First confirmed case of transfusion-transmitted hepatitis E in Australia
In July 2014, a 6-year-old boy underwent a split liver transplant following liver failure of unknown cause and received 18 blood components peri-operatively. In January 2015, routine monitoring revealed elevated levels of serum liver enzymes (alanine aminotransferase, 289 U/L; reference interval, < 30 U/L). Two biopsies showed possible but inconclusive evidence of rejection, and alanine aminotransferase levels continued to rise, reaching 1170 U/L, despite anti-rejection treatment. Hepatitis E virus (HEV) testing was performed on a third biopsy sample and HEV RNA was detected by reverse transcription polymerase chain reaction. Retrospective testing of the patient’s blood and liver samples showed that he was HEV RNA negative before transplantation, but HEV RNA positive in post-transplant blood from September 2014. After 3 months of ribavirin therapy, the patient’s liver enzyme levels normalised and HEV RNA became undetectable.

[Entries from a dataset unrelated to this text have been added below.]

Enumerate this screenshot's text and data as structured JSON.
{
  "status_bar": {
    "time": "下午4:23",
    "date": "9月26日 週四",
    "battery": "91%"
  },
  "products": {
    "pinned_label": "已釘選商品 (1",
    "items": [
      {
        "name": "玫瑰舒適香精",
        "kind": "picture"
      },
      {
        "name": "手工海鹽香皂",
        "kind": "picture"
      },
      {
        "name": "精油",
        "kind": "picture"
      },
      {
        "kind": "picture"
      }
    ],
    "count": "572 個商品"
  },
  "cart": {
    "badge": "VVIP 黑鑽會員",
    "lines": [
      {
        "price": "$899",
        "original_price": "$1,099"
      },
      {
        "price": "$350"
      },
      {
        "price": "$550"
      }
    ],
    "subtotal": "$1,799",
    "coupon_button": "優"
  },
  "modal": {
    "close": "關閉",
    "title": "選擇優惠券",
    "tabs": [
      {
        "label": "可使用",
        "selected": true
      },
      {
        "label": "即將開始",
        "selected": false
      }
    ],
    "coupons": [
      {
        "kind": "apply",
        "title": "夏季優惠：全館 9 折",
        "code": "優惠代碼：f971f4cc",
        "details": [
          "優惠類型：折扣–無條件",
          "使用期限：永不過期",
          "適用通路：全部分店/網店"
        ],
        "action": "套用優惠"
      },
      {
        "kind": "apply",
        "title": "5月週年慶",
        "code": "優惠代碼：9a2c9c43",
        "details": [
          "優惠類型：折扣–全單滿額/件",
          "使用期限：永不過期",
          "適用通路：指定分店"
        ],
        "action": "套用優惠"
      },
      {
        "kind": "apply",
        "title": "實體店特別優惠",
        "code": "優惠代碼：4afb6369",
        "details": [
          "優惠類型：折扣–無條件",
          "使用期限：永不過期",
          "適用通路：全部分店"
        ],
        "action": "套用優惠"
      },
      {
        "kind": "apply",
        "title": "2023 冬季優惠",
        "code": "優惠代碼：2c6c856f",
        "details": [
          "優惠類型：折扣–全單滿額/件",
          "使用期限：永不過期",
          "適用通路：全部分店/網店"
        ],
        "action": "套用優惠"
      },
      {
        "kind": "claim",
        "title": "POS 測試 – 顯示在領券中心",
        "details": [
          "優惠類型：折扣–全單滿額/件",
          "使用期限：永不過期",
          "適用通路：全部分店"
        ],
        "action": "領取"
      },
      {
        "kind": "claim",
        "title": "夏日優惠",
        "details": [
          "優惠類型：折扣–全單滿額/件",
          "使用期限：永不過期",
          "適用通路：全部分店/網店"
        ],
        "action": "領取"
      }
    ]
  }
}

The patient had not consumed uncooked pork products and had no history of contact with swine, a known zoonotic HEV source, or overseas travel. HEV RNA was not detected in donor liver samples tested retrospectively. In July 2015, the case was referred to the Australian Red Cross Blood Service (Blood Service) for investigation into possible transmission by transfusion. HEV RNA and IgG testing was performed on archived samples from all…